#### [WHAT THE TASK REQUIRES]
Your task is to copy every line of the entries that holds the word "document".

#### [DATA TO USE]
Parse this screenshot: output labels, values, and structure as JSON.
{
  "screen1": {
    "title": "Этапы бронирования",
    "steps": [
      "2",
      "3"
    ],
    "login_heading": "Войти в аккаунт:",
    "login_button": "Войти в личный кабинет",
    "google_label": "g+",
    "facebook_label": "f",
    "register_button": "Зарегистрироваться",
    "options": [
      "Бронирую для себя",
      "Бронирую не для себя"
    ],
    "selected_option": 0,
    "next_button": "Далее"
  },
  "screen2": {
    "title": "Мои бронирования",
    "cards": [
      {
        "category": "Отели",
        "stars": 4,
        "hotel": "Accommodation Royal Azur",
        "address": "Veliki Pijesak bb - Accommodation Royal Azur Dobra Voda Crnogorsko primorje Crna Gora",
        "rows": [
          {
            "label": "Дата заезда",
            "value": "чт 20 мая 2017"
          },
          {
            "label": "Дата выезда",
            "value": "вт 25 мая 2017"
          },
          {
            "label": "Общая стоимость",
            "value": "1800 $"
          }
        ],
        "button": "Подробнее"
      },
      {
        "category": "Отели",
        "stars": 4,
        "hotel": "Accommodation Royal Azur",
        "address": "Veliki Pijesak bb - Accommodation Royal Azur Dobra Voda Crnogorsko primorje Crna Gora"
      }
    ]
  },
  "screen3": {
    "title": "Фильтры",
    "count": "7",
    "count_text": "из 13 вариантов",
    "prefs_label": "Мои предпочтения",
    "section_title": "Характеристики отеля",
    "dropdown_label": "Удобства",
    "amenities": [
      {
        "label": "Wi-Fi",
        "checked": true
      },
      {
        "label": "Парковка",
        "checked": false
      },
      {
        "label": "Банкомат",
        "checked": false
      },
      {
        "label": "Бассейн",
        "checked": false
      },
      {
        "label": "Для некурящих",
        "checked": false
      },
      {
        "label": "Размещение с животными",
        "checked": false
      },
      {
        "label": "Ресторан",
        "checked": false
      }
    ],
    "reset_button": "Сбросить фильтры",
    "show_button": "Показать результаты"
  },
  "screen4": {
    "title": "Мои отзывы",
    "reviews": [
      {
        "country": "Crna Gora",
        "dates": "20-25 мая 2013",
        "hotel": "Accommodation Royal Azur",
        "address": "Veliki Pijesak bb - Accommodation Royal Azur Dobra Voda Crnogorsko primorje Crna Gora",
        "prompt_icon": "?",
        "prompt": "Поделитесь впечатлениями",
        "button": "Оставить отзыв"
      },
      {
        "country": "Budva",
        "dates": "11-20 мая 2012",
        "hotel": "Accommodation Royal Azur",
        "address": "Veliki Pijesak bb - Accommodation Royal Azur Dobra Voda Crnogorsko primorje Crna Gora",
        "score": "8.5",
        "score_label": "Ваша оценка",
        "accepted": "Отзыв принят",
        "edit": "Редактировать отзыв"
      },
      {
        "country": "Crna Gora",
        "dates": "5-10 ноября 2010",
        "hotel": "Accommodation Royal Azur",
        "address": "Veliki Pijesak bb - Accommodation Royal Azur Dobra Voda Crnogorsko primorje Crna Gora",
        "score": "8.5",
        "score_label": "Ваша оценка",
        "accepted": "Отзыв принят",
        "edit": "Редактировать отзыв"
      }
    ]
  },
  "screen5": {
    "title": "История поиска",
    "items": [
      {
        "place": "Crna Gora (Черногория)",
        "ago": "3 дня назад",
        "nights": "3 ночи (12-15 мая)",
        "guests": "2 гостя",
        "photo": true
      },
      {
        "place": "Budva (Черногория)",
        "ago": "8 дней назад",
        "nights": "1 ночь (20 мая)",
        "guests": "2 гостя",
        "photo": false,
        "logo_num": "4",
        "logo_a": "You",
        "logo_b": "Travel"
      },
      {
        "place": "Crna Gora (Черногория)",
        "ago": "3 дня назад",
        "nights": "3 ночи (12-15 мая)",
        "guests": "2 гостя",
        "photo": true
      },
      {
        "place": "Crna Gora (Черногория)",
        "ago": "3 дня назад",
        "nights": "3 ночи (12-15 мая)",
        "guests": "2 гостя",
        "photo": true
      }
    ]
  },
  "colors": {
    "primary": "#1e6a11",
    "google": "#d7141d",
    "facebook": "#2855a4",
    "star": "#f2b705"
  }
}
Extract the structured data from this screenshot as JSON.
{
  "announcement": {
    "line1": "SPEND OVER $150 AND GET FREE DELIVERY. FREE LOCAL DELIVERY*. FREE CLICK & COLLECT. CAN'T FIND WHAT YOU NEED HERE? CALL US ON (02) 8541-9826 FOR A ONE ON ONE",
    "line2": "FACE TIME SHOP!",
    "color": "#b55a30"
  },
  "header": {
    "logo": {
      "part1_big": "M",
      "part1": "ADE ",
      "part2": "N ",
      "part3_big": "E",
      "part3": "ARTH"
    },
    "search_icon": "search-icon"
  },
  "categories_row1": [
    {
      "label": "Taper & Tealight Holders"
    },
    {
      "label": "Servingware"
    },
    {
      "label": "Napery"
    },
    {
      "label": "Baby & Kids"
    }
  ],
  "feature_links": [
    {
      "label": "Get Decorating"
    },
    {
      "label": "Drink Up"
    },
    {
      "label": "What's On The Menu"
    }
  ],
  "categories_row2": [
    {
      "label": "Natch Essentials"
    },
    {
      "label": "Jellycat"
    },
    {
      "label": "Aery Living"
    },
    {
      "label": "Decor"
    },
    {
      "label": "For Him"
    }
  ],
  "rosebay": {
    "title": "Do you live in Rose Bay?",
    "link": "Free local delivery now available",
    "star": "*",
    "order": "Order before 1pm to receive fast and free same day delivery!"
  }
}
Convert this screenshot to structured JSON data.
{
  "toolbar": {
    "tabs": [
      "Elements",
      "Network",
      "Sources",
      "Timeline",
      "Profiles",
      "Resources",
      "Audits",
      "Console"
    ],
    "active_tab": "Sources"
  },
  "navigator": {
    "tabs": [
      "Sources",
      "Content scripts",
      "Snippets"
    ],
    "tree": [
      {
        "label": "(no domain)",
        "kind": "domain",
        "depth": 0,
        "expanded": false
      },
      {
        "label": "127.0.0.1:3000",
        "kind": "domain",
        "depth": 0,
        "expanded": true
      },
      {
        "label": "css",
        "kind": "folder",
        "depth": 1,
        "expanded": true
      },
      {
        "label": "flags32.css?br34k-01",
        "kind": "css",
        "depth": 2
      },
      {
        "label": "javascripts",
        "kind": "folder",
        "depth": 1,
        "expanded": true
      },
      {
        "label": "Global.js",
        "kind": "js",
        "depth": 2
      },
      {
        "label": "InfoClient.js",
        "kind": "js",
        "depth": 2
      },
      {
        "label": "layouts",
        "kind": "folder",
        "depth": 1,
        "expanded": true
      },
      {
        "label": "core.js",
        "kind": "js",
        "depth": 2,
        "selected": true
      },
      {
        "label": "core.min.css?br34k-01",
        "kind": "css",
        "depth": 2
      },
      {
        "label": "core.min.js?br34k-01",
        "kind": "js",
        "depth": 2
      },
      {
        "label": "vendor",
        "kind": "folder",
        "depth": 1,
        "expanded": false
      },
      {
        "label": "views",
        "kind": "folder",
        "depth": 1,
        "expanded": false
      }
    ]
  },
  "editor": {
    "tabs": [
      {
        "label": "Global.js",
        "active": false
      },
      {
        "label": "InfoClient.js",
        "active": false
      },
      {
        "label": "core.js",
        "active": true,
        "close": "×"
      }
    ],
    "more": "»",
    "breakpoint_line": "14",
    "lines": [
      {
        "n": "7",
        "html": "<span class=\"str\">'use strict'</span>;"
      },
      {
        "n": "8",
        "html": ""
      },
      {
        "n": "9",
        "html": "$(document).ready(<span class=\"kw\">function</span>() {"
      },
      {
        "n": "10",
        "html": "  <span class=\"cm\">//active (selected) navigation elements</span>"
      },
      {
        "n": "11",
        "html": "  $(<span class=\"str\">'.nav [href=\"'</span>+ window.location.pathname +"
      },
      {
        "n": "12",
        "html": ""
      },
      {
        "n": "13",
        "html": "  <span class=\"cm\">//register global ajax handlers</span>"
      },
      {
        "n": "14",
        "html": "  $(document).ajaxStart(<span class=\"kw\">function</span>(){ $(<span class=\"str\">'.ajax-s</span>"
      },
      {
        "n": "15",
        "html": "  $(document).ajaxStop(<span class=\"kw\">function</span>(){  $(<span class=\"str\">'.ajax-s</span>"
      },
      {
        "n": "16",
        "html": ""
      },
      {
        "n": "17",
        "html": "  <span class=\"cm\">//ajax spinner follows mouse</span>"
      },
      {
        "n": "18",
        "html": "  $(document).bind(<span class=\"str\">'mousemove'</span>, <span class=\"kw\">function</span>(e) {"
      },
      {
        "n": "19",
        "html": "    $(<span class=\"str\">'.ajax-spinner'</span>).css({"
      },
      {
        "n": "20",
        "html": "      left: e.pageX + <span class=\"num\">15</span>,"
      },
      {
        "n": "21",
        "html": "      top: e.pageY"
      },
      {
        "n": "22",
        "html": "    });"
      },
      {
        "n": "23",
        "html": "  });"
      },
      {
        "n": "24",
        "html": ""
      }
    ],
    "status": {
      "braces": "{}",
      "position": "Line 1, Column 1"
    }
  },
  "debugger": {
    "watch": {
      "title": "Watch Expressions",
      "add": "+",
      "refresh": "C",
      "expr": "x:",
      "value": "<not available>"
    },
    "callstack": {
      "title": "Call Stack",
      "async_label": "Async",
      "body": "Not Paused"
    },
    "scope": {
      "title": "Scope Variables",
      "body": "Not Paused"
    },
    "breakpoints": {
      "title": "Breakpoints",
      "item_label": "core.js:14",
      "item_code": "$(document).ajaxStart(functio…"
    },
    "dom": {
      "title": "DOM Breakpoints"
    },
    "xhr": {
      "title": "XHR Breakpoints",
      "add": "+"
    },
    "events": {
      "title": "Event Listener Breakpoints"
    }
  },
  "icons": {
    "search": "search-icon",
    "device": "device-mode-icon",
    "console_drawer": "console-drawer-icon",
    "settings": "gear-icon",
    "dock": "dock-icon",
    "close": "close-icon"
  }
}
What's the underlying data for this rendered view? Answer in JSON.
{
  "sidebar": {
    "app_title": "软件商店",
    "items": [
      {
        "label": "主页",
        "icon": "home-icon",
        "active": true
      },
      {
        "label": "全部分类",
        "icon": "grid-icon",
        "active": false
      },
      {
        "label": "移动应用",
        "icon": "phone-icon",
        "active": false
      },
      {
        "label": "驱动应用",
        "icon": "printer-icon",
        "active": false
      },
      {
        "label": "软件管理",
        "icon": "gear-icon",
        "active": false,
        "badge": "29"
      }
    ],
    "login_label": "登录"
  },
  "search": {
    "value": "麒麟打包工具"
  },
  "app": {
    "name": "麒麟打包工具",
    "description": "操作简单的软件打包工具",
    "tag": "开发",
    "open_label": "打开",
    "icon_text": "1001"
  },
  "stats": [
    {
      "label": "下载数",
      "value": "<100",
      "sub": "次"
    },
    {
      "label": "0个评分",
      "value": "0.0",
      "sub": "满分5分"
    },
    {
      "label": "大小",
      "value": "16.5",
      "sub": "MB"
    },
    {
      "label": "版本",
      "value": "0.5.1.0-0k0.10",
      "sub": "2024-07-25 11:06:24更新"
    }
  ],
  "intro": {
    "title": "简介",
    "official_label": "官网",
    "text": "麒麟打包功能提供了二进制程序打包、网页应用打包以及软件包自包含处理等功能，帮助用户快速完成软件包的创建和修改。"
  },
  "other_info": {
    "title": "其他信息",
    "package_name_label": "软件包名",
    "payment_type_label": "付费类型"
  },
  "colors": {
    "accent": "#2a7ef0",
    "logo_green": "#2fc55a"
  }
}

#### [OUTPUT]
        "html": "$(document).ready(<span class=\"kw\">function</span>() {"
        "html": "  $(document).ajaxStart(<span class=\"kw\">function</span>(){ $(<span class=\"str\">'.ajax-s</span>"
        "html": "  $(document).ajaxStop(<span class=\"kw\">function</span>(){  $(<span class=\"str\">'.ajax-s</span>"
        "html": "  $(document).bind(<span class=\"str\">'mousemove'</span>, <span class=\"kw\">function</span>(e) {"
      "item_code": "$(document).ajaxStart(functio…"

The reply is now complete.